## Your task:
Repeat the data word for word, excluding every picture.

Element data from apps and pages
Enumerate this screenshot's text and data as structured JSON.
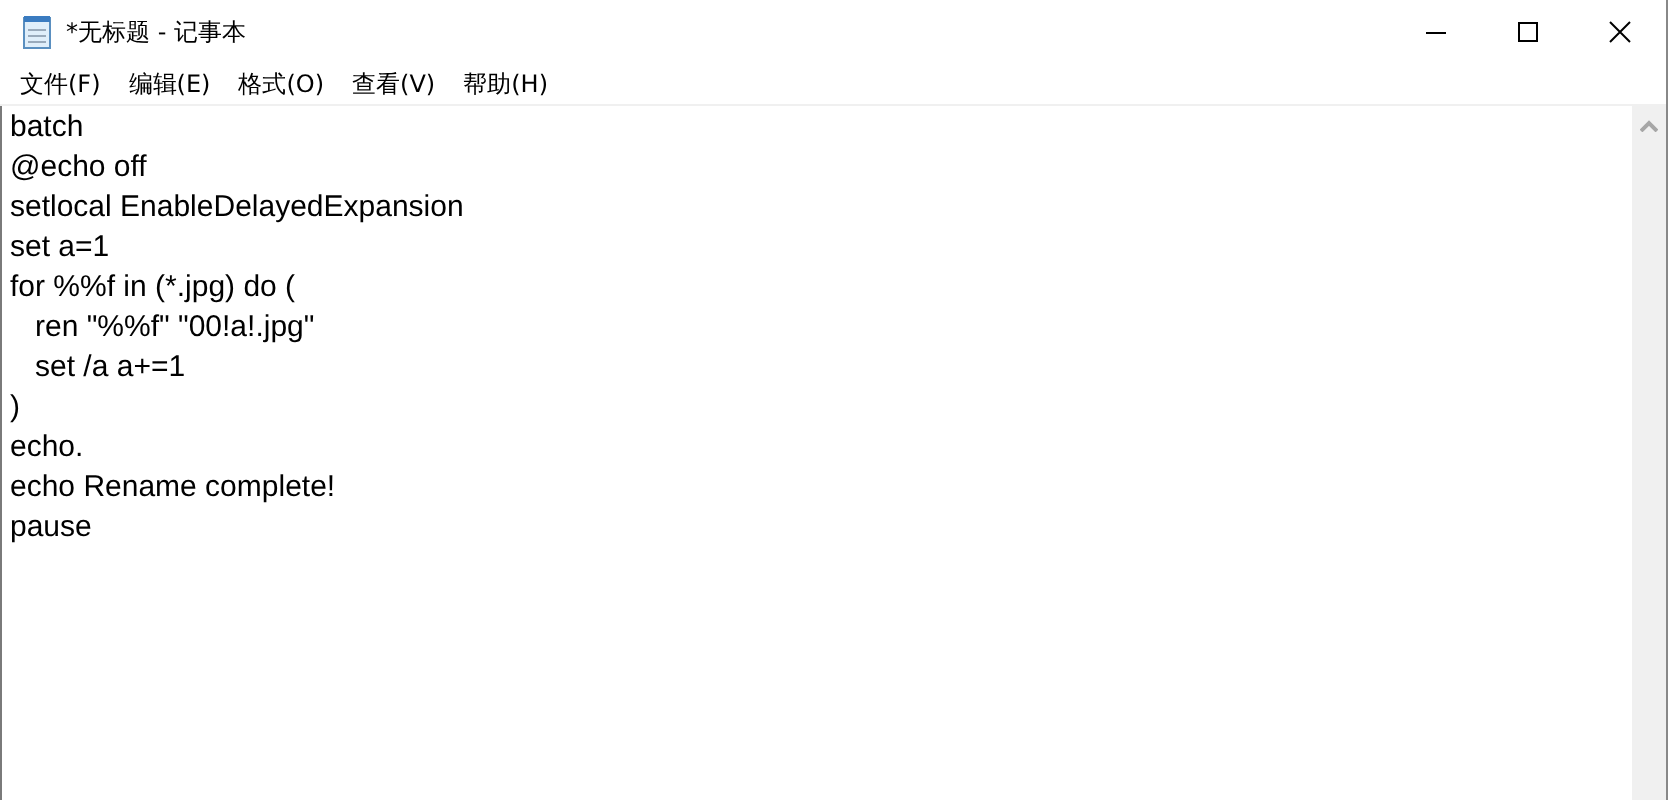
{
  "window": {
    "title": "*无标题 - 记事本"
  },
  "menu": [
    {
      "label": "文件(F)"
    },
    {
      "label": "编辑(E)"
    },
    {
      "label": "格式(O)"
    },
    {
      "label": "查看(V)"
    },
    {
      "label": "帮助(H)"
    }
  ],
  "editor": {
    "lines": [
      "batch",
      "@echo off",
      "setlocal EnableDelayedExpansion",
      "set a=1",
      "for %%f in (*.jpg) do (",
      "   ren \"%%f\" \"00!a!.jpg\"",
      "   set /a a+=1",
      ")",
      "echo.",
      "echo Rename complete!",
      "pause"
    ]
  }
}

## Solved exercise:
Enumerate this screenshot's text and data as structured JSON.
{
  "window": {
    "title": "*无标题 - 记事本"
  },
  "menu": [
    {
      "label": "文件(F)"
    },
    {
      "label": "编辑(E)"
    },
    {
      "label": "格式(O)"
    },
    {
      "label": "查看(V)"
    },
    {
      "label": "帮助(H)"
    }
  ],
  "editor": {
    "lines": [
      "batch",
      "@echo off",
      "setlocal EnableDelayedExpansion",
      "set a=1",
      "for %%f in (*.jpg) do (",
      "   ren \"%%f\" \"00!a!.jpg\"",
      "   set /a a+=1",
      ")",
      "echo.",
      "echo Rename complete!",
      "pause"
    ]
  }
}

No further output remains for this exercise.